Filter the entries below down to the lines that hold "annotation".
----
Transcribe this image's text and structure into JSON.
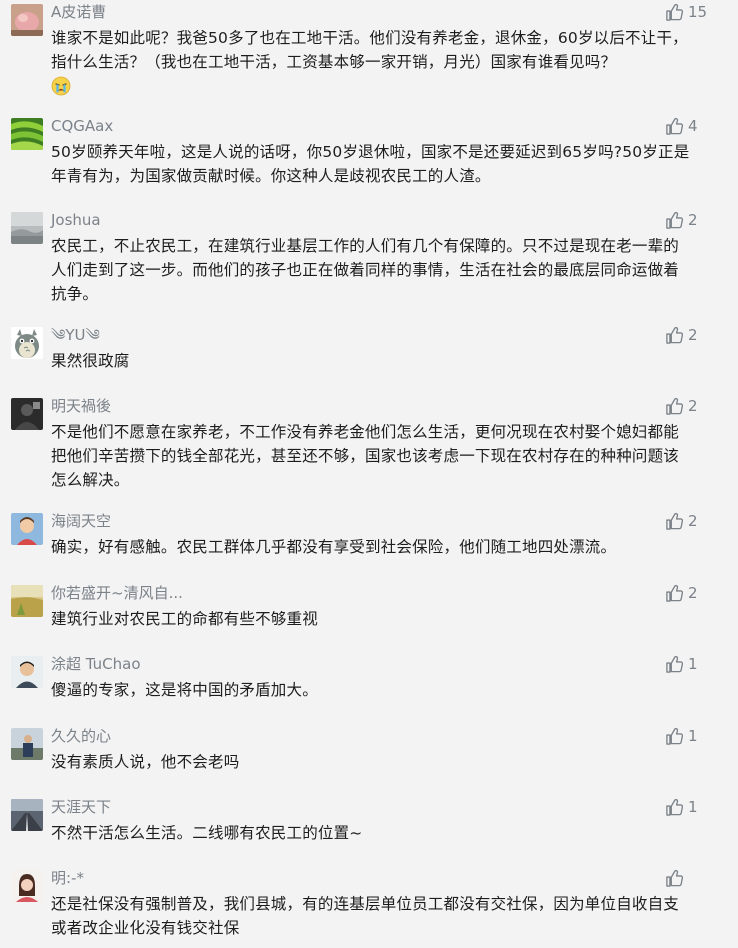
{
  "comments": [
    {
      "name": "A皮诺曹",
      "likes": "15",
      "content": "谁家不是如此呢？我爸50多了也在工地干活。他们没有养老金，退休金，60岁以后不让干，指什么生活？（我也在工地干活，工资基本够一家开销，月光）国家有谁看见吗？",
      "emoji": "crying-face-emoji",
      "avatar": "avatar-pink-object"
    },
    {
      "name": "CQGAax",
      "likes": "4",
      "content": "50岁颐养天年啦，这是人说的话呀，你50岁退休啦，国家不是还要延迟到65岁吗?50岁正是年青有为，为国家做贡献时候。你这种人是歧视农民工的人渣。",
      "avatar": "avatar-green-fields"
    },
    {
      "name": "Joshua",
      "likes": "2",
      "content": "农民工，不止农民工，在建筑行业基层工作的人们有几个有保障的。只不过是现在老一辈的人们走到了这一步。而他们的孩子也正在做着同样的事情，生活在社会的最底层同命运做着抗争。",
      "avatar": "avatar-grey-landscape"
    },
    {
      "name": "༄YU༄",
      "likes": "2",
      "content": "果然很政腐",
      "avatar": "avatar-totoro"
    },
    {
      "name": "明天禍後",
      "likes": "2",
      "content": "不是他们不愿意在家养老，不工作没有养老金他们怎么生活，更何况现在农村娶个媳妇都能把他们辛苦攒下的钱全部花光，甚至还不够，国家也该考虑一下现在农村存在的种种问题该怎么解决。",
      "avatar": "avatar-dark-figure"
    },
    {
      "name": "海阔天空",
      "likes": "2",
      "content": "确实，好有感触。农民工群体几乎都没有享受到社会保险，他们随工地四处漂流。",
      "avatar": "avatar-child-photo"
    },
    {
      "name": "你若盛开~清风自...",
      "likes": "2",
      "content": "建筑行业对农民工的命都有些不够重视",
      "avatar": "avatar-yellow-field"
    },
    {
      "name": "涂超 TuChao",
      "likes": "1",
      "content": "傻逼的专家，这是将中国的矛盾加大。",
      "avatar": "avatar-man-portrait"
    },
    {
      "name": "久久的心",
      "likes": "1",
      "content": "没有素质人说，他不会老吗",
      "avatar": "avatar-person-outdoor"
    },
    {
      "name": "天涯天下",
      "likes": "1",
      "content": "不然干活怎么生活。二线哪有农民工的位置~",
      "avatar": "avatar-road-scene"
    },
    {
      "name": "明:-*",
      "likes": "",
      "content": "还是社保没有强制普及，我们县城，有的连基层单位员工都没有交社保，因为单位自收自支或者改企业化没有钱交社保",
      "avatar": "avatar-woman-portrait"
    }
  ],
  "colors": {
    "background": "#f3f3f3",
    "name": "#7b8289",
    "text": "#1d1d1d",
    "like_icon": "#7b8289"
  },
  "icons": {
    "like": "thumbs-up-icon"
  }
}
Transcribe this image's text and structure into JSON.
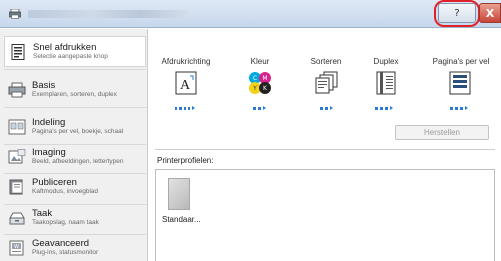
{
  "window": {
    "help_label": "?",
    "close_label": "X"
  },
  "sidebar": {
    "items": [
      {
        "title": "Snel afdrukken",
        "subtitle": "Selectie aangepaste knop"
      },
      {
        "title": "Basis",
        "subtitle": "Exemplaren, sorteren, duplex"
      },
      {
        "title": "Indeling",
        "subtitle": "Pagina's per vel, boekje, schaal"
      },
      {
        "title": "Imaging",
        "subtitle": "Beeld, afbeeldingen, lettertypen"
      },
      {
        "title": "Publiceren",
        "subtitle": "Kaftmodus, invoegblad"
      },
      {
        "title": "Taak",
        "subtitle": "Taakopslag, naam taak"
      },
      {
        "title": "Geavanceerd",
        "subtitle": "Plug-ins, statusmonitor"
      }
    ]
  },
  "quick_print": {
    "columns": [
      {
        "label": "Afdrukrichting",
        "icon": "orientation-icon"
      },
      {
        "label": "Kleur",
        "icon": "color-cmyk-icon"
      },
      {
        "label": "Sorteren",
        "icon": "collate-icon"
      },
      {
        "label": "Duplex",
        "icon": "duplex-icon"
      },
      {
        "label": "Pagina's per vel",
        "icon": "pages-per-sheet-icon"
      }
    ],
    "color_letters": {
      "c": "C",
      "m": "M",
      "y": "Y",
      "k": "K"
    },
    "orientation_letter": "A",
    "reset_label": "Herstellen"
  },
  "profiles": {
    "label": "Printerprofielen:",
    "items": [
      {
        "name": "Standaar..."
      }
    ]
  },
  "colors": {
    "accent_blue": "#2b7bd6",
    "cyan": "#00a9e0",
    "magenta": "#d6248f",
    "yellow": "#f2d21b",
    "black": "#222222",
    "help_highlight": "#e0202a"
  }
}
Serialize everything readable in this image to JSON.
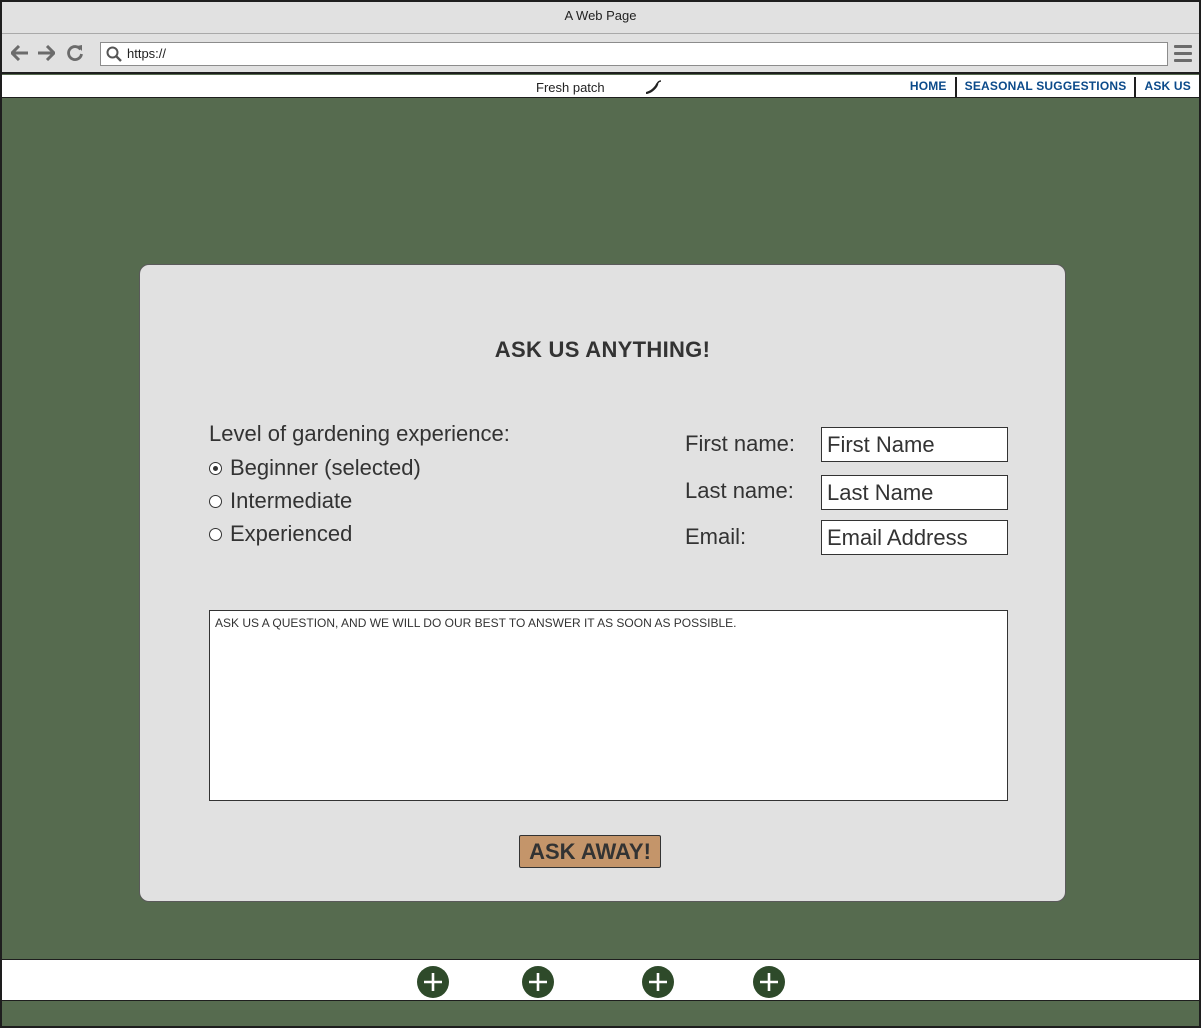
{
  "window": {
    "title": "A Web Page"
  },
  "browser": {
    "url": "https://",
    "icons": {
      "back": "arrow-left-icon",
      "forward": "arrow-right-icon",
      "reload": "reload-icon",
      "search": "search-icon",
      "menu": "hamburger-menu-icon"
    }
  },
  "header": {
    "brand": "Fresh patch",
    "brand_icon": "chili-pepper-icon",
    "nav": [
      "HOME",
      "SEASONAL SUGGESTIONS",
      "ASK US"
    ]
  },
  "form": {
    "title": "ASK US ANYTHING!",
    "experience": {
      "legend": "Level of gardening experience:",
      "options": [
        {
          "label": "Beginner (selected)",
          "selected": true
        },
        {
          "label": "Intermediate",
          "selected": false
        },
        {
          "label": "Experienced",
          "selected": false
        }
      ]
    },
    "fields": {
      "first_name": {
        "label": "First name:",
        "placeholder": "First Name"
      },
      "last_name": {
        "label": "Last name:",
        "placeholder": "Last Name"
      },
      "email": {
        "label": "Email:",
        "placeholder": "Email Address"
      }
    },
    "question_placeholder": "ASK US A QUESTION, AND WE WILL DO OUR BEST TO ANSWER IT AS SOON AS POSSIBLE.",
    "submit_label": "ASK AWAY!"
  },
  "footer": {
    "social_icons": [
      "plus-icon",
      "plus-icon",
      "plus-icon",
      "plus-icon"
    ]
  },
  "colors": {
    "background": "#566b4f",
    "card": "#e1e1e1",
    "nav_link": "#0b4a8a",
    "button": "#c4956a",
    "social_icon": "#2e4a2a"
  }
}
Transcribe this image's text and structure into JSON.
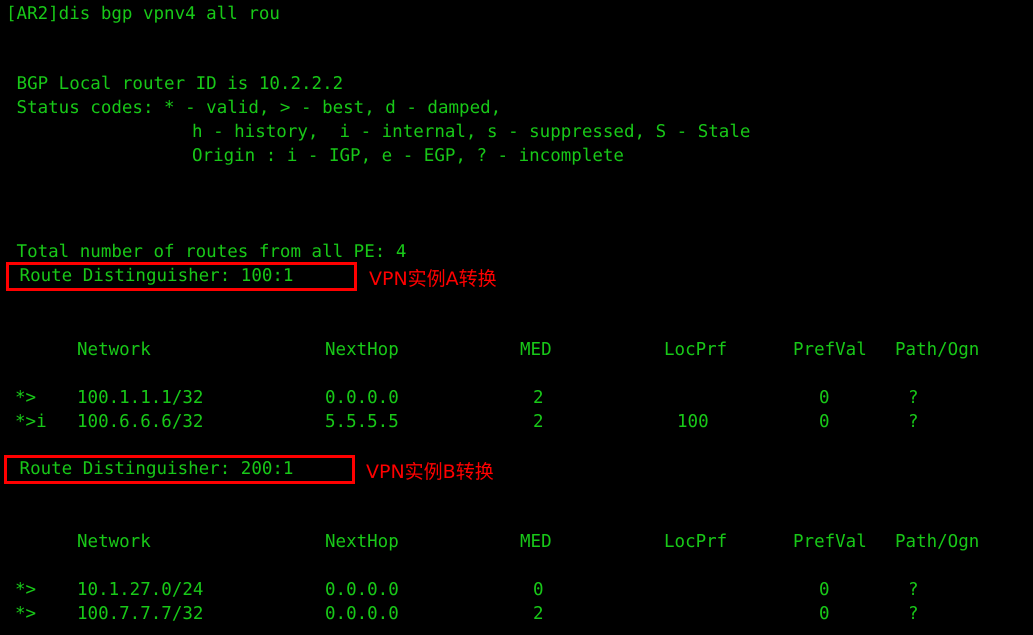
{
  "terminal": {
    "theme": {
      "background": "#000000",
      "foreground": "#18c818",
      "annotation": "#ff0000"
    },
    "prompt_line": "[AR2]dis bgp vpnv4 all rou",
    "header": {
      "router_id_line": " BGP Local router ID is 10.2.2.2",
      "status_codes_line": " Status codes: * - valid, > - best, d - damped,",
      "status_codes_cont1": "h - history,  i - internal, s - suppressed, S - Stale",
      "status_codes_cont2": "Origin : i - IGP, e - EGP, ? - incomplete"
    },
    "total_routes_line": " Total number of routes from all PE: 4",
    "columns": {
      "network": "Network",
      "nexthop": "NextHop",
      "med": "MED",
      "locprf": "LocPrf",
      "prefval": "PrefVal",
      "path_ogn": "Path/Ogn"
    },
    "sections": [
      {
        "rd_label": " Route Distinguisher: 100:1",
        "annotation": "VPN实例A转换",
        "rows": [
          {
            "status": "*>",
            "network": "100.1.1.1/32",
            "nexthop": "0.0.0.0",
            "med": "2",
            "locprf": "",
            "prefval": "0",
            "path_ogn": "?"
          },
          {
            "status": "*>i",
            "network": "100.6.6.6/32",
            "nexthop": "5.5.5.5",
            "med": "2",
            "locprf": "100",
            "prefval": "0",
            "path_ogn": "?"
          }
        ]
      },
      {
        "rd_label": " Route Distinguisher: 200:1",
        "annotation": "VPN实例B转换",
        "rows": [
          {
            "status": "*>",
            "network": "10.1.27.0/24",
            "nexthop": "0.0.0.0",
            "med": "0",
            "locprf": "",
            "prefval": "0",
            "path_ogn": "?"
          },
          {
            "status": "*>",
            "network": "100.7.7.7/32",
            "nexthop": "0.0.0.0",
            "med": "2",
            "locprf": "",
            "prefval": "0",
            "path_ogn": "?"
          }
        ]
      }
    ]
  }
}
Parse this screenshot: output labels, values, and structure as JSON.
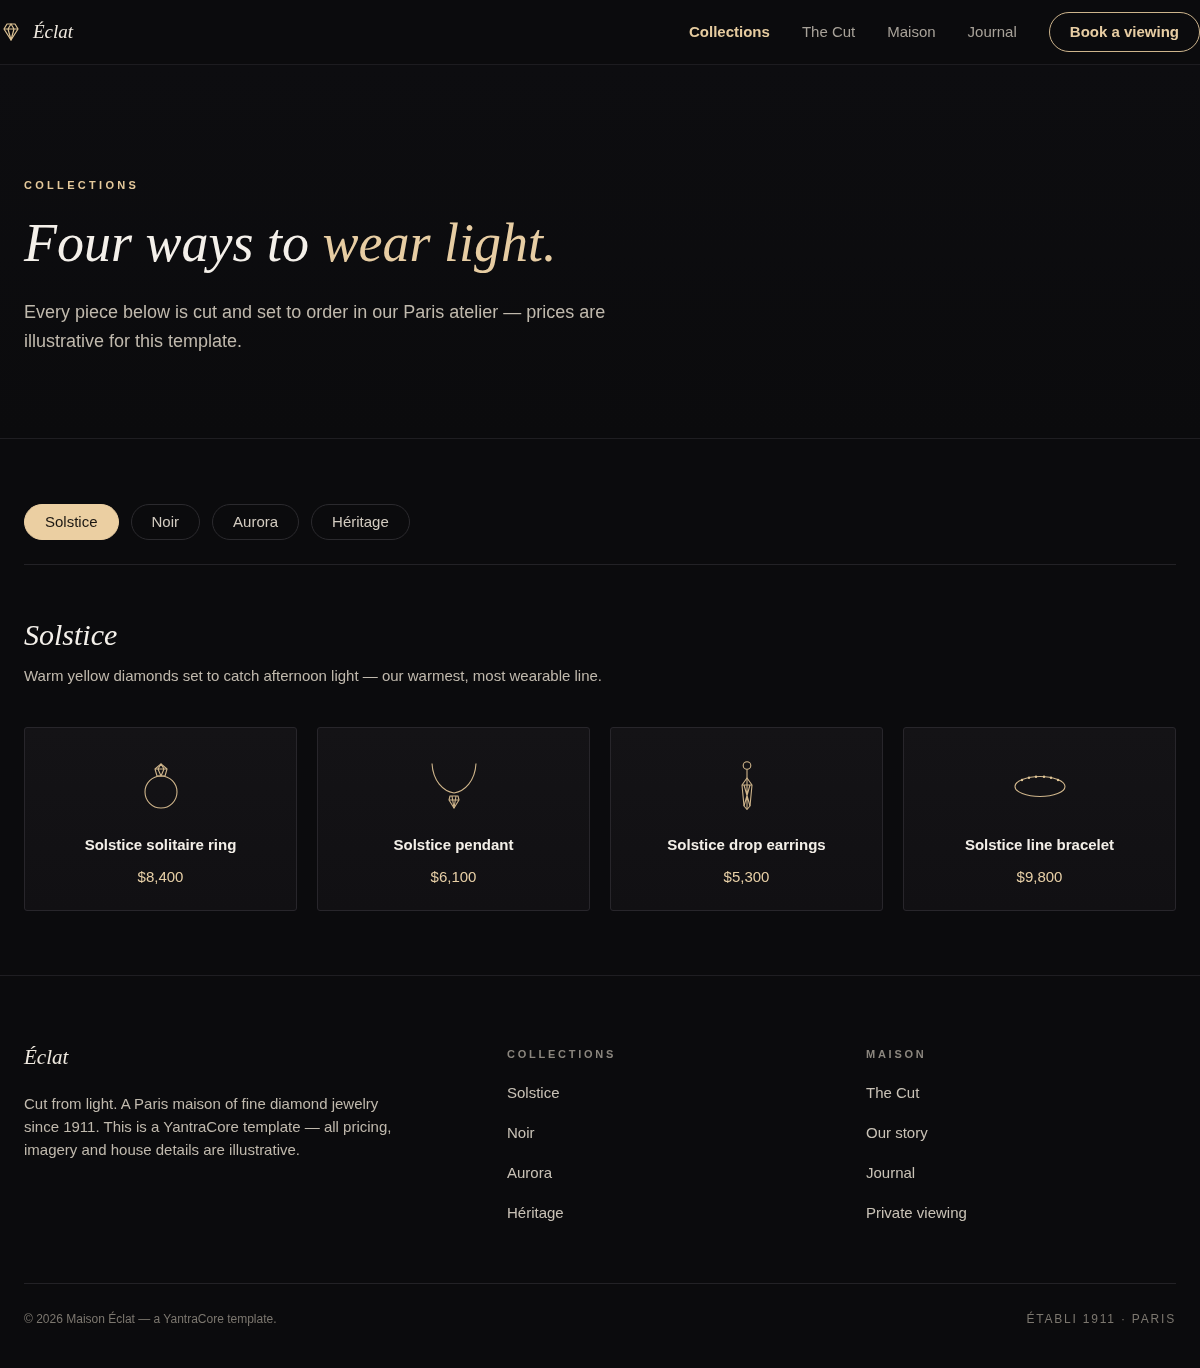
{
  "navbar": {
    "brand": "Éclat",
    "links": [
      {
        "label": "Collections",
        "selected": true
      },
      {
        "label": "The Cut",
        "selected": false
      },
      {
        "label": "Maison",
        "selected": false
      },
      {
        "label": "Journal",
        "selected": false
      }
    ],
    "cta": "Book a viewing"
  },
  "hero": {
    "eyebrow": "COLLECTIONS",
    "heading_lead": "Four ways to",
    "heading_accent": "wear light.",
    "intro": "Every piece below is cut and set to order in our Paris atelier — prices are illustrative for this template."
  },
  "filter_tabs": [
    {
      "label": "Solstice",
      "selected": true
    },
    {
      "label": "Noir",
      "selected": false
    },
    {
      "label": "Aurora",
      "selected": false
    },
    {
      "label": "Héritage",
      "selected": false
    }
  ],
  "collection": {
    "title": "Solstice",
    "description": "Warm yellow diamonds set to catch afternoon light — our warmest, most wearable line.",
    "products": [
      {
        "kind": "ring",
        "name": "Solstice solitaire ring",
        "price": "$8,400"
      },
      {
        "kind": "pendant",
        "name": "Solstice pendant",
        "price": "$6,100"
      },
      {
        "kind": "earrings",
        "name": "Solstice drop earrings",
        "price": "$5,300"
      },
      {
        "kind": "bracelet",
        "name": "Solstice line bracelet",
        "price": "$9,800"
      }
    ]
  },
  "footer": {
    "brand": "Éclat",
    "blurb": "Cut from light. A Paris maison of fine diamond jewelry since 1911. This is a YantraCore template — all pricing, imagery and house details are illustrative.",
    "columns": [
      {
        "heading": "COLLECTIONS",
        "links": [
          "Solstice",
          "Noir",
          "Aurora",
          "Héritage"
        ]
      },
      {
        "heading": "MAISON",
        "links": [
          "The Cut",
          "Our story",
          "Journal",
          "Private viewing"
        ]
      }
    ],
    "copyright": "© 2026 Maison Éclat — a YantraCore template.",
    "tagline": "ÉTABLI 1911 · PARIS"
  }
}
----
EXERCISE RESULT:
      "annotation": "#ff0000"
        "annotation": "VPN实例A转换",
        "annotation": "VPN实例B转换",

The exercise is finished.